This recent bit of fishy news kind of freaks me out:
According to a recent study by the US Geological Survey, every single fish sampled from 291 streams across the United States between 1998-2005 was contaminated with mercury.
A quarter of the sampled fish contained levels of mercury higher than those deemed safe for human consumption and more than two thirds contained levels exceeding the Environmental Protection Agency’s level of concern for the protection of fish-eating mammals.
Most of the mercury comes from coal power plant emissions, where the mercury in the atmosphere gets precipitated down, then converted to methyl mercury, the toxic stuff polluting our waterways.
Now I know I’m a veggie so I don’t need to worry about my own safety, but there’s the planet and the rest of its fish-eating species to worry about – people included. Barbara Scudder, a scientist with the USGS, advises that people should eat more fish species lower down the food chain, such as perch, bluegill or crappie.
Elsewhere, Ward Eldred asks a few interesting questions that I wouldn’t mind knowing the answers to:

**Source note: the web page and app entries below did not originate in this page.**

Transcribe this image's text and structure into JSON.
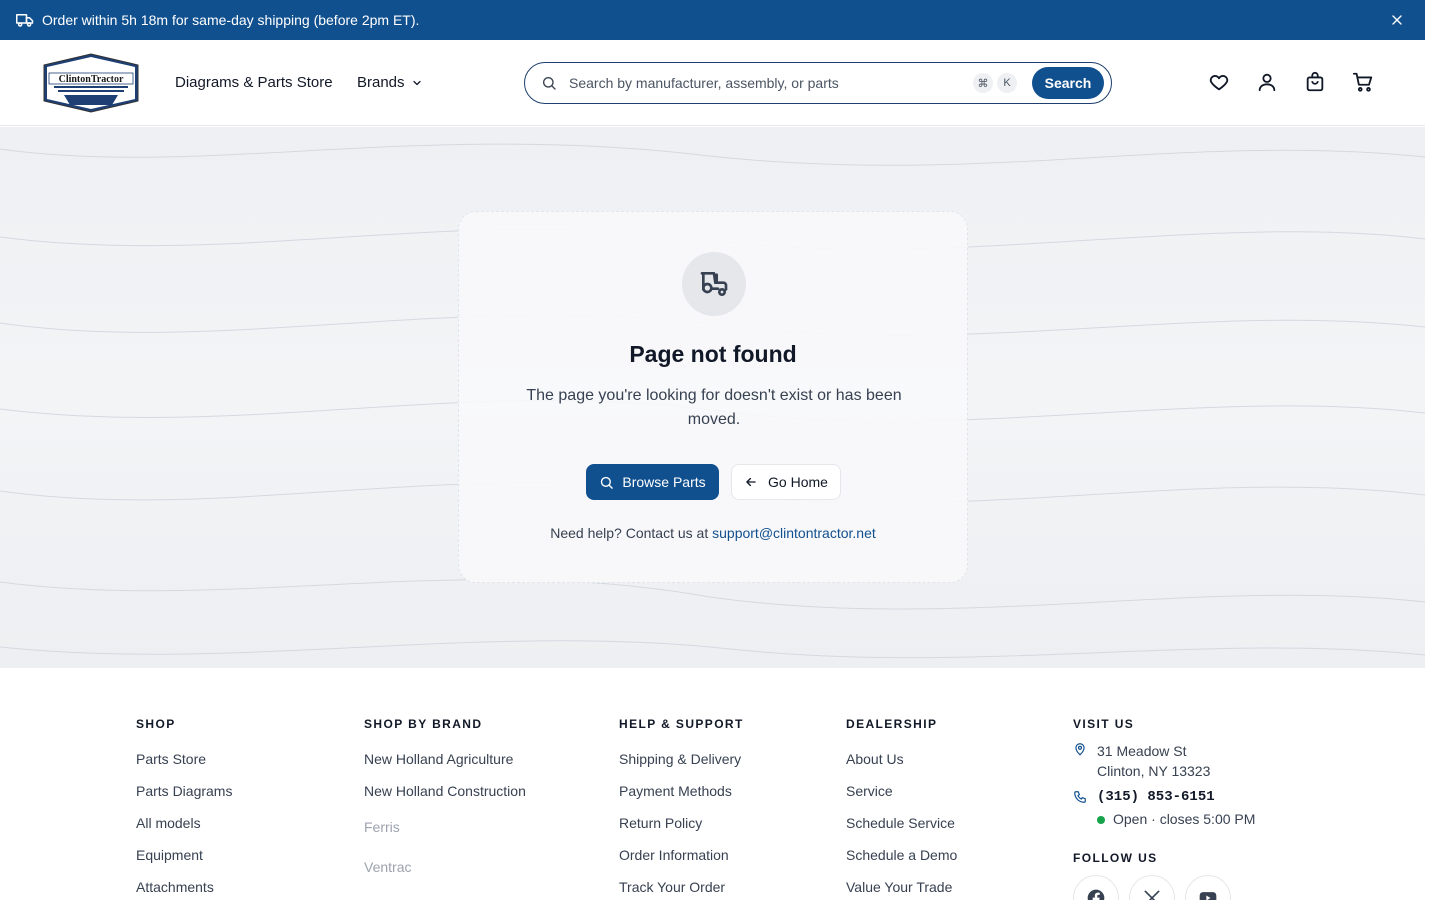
{
  "promo": {
    "text": "Order within 5h 18m for same-day shipping (before 2pm ET).",
    "icon": "truck-icon",
    "close_icon": "close-icon"
  },
  "header": {
    "logo_text": "ClintonTractor",
    "nav": {
      "diagrams": "Diagrams & Parts Store",
      "brands": "Brands"
    },
    "search": {
      "placeholder": "Search by manufacturer, assembly, or parts",
      "value": "",
      "shortcut_cmd": "⌘",
      "shortcut_key": "K",
      "button": "Search"
    },
    "icons": [
      "heart-icon",
      "user-icon",
      "shopping-bag-icon",
      "cart-icon"
    ]
  },
  "not_found": {
    "icon": "tractor-icon",
    "title": "Page not found",
    "description": "The page you're looking for doesn't exist or has been moved.",
    "browse_button": "Browse Parts",
    "home_button": "Go Home",
    "help_text": "Need help? Contact us at",
    "help_email": "support@clintontractor.net"
  },
  "footer": {
    "shop": {
      "heading": "SHOP",
      "links": [
        "Parts Store",
        "Parts Diagrams",
        "All models",
        "Equipment",
        "Attachments"
      ]
    },
    "brands": {
      "heading": "SHOP BY BRAND",
      "links": [
        "New Holland Agriculture",
        "New Holland Construction"
      ],
      "muted": [
        "Ferris",
        "Ventrac"
      ]
    },
    "help": {
      "heading": "HELP & SUPPORT",
      "links": [
        "Shipping & Delivery",
        "Payment Methods",
        "Return Policy",
        "Order Information",
        "Track Your Order"
      ]
    },
    "dealership": {
      "heading": "DEALERSHIP",
      "links": [
        "About Us",
        "Service",
        "Schedule Service",
        "Schedule a Demo",
        "Value Your Trade"
      ]
    },
    "visit": {
      "heading": "VISIT US",
      "address_line1": "31 Meadow St",
      "address_line2": "Clinton, NY 13323",
      "phone": "(315) 853-6151",
      "hours": "Open · closes 5:00 PM",
      "follow_heading": "FOLLOW US",
      "social": [
        "facebook-icon",
        "x-icon",
        "youtube-icon"
      ]
    }
  },
  "colors": {
    "brand_blue": "#11508f",
    "open_green": "#16a34a"
  }
}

The question I want answered is how much mercury was in the streams and fish 30 years ago? 50 years ago? Has it increased? The article says it comes from coal-fired power plants. Oh, and it comes from areas mined for gold and mercury. Does it perhaps just naturally leach from the earth? And has it been doing it for millions of years?